Rendering courtesy of Hewitt Architects, Inc.
By Brad Phillips
Each year, Parametrix selects a Project of the Year that exemplifies our core values, mission, and vision. At the Employee-Ownership Celebration on October 12, the Downtown Redmond Link Extension project was named the 2019 Parametrix Project of the Year. Read about the project below.
Sound Transit is extending light rail 3.4 miles from the future Redmond Technology Center station to Downtown Redmond, WA. The project includes two new stations and a 1,400-stall park-and-ride garage.
Parametrix was selected as the prime consultant for the planning, preliminary engineering, environmental clearance, permitting, public involvement, multi-agency concurrence, and design-build procurement packaging.

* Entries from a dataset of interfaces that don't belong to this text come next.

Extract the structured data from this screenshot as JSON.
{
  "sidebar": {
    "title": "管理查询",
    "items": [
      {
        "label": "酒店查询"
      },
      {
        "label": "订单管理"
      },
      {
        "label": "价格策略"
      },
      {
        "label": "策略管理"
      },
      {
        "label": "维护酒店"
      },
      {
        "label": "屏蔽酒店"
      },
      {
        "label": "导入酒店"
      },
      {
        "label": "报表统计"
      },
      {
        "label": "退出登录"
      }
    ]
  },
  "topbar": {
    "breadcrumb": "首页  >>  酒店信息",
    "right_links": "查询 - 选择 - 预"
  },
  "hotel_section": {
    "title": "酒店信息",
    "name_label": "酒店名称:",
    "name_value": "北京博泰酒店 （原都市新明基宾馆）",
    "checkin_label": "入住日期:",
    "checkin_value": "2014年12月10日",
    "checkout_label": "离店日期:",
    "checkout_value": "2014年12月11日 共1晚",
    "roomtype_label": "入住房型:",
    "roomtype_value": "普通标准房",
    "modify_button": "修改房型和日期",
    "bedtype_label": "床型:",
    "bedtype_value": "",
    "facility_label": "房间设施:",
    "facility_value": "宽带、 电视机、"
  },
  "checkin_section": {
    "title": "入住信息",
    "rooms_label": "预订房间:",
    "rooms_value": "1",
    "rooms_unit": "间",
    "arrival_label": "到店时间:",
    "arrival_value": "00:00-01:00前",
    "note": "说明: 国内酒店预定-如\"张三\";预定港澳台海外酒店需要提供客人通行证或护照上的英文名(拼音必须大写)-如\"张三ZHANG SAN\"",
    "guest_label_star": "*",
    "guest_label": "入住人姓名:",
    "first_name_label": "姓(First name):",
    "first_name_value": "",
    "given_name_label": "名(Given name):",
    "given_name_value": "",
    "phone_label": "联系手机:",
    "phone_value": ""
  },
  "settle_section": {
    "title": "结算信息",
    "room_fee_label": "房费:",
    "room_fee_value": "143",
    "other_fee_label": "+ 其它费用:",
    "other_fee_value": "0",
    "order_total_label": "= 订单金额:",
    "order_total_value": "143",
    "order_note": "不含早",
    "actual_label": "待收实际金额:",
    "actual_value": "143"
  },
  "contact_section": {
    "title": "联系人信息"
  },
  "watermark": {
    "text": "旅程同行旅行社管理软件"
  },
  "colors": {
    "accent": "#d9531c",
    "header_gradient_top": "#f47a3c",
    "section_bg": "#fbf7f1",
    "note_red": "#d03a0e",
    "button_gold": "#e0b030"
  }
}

This includes managing over twenty subconsultants across multiple disciplines, with 15% small or disadvantaged business enterprise participation.
On Wednesday, October 23, the Sound Transit team and regional leaders broke ground on the project site.
This project will transform communities in Redmond by creating neighborhood transit stations that provide high capacity transit connections for people across the Puget Sound region and increase mobility without the use of a car.
From the transit-oriented development planning, station design, stormwater concepts, and civil designs, this project has sustainable concepts throughout. Projects are already beginning to take shape where residents will live directly next to the station and be able to walk to it. Surrounding streets have been designed to have bike connections in the streets, linking to the East Lake Sammamish Trail, which provides regional connectivity. The parking garage will use solar panels and infiltration of stormwater will replenish ground water and slow the release of stormwater into the local waterway, Bear Creek.
Can we do better?
When the Parametrix team began working on this project in 2017, it was designated as an elevated guideway high above Marymoor Park and SR 520, and at-grade through the congested streets of downtown Redmond. Our team creatively asked, “can we do better?”
The team examined the ability to modify the interchange at SR 520 and came up with a solution that allowed the guideway to cross under SR 520. This solution benefited all stakeholders. The City of Redmond will have an at-grade station adjacent to Marymoor Park, which provides a better neighborhood feel. King County will be able to extend the East Lake Sammamish Trail across SR 520 and connect the trail to Redmond. WSDOT will receive ramps that provide additional capacity. Finally, Sound Transit will have a guideway that is elevated over the streets of downtown Redmond which will provide a reliable and safe guideway that avoids the traffic conflicts of the city streets.
Bear Creek Crossing new condition
All of this innovation has been achieved while also meeting the project budget and schedule identified in the ST3 package of projects.
Once open in 2024, travelers from Redmond will be able to reach downtown Bellevue in 18 minutes and Seattle’s International District station in 38 minutes.
About the Author
Brad Phillips, PE
Brad is a Senior Consultant at Parametrix who has over 25 years of experience providing a variety of civil engineering services to clients in the Puget Sound region.
He has managed various transit projects including the Renton Transit Center for King County Metro, Bremerton Transportation Center for Kitsap Transit, A Line RapidRide, and on-call engineering contracts for both King County Metro and Pierce Transit. As a project manager on the SR 520 Bridge Replacement project, he led the team with alternatives analysis and design, development of direct access highway transit stations, and local road improvements.
Brad is highly experienced in managing complex, multi-million dollar projects involving numerous disciplines and extensive stakeholder involvement.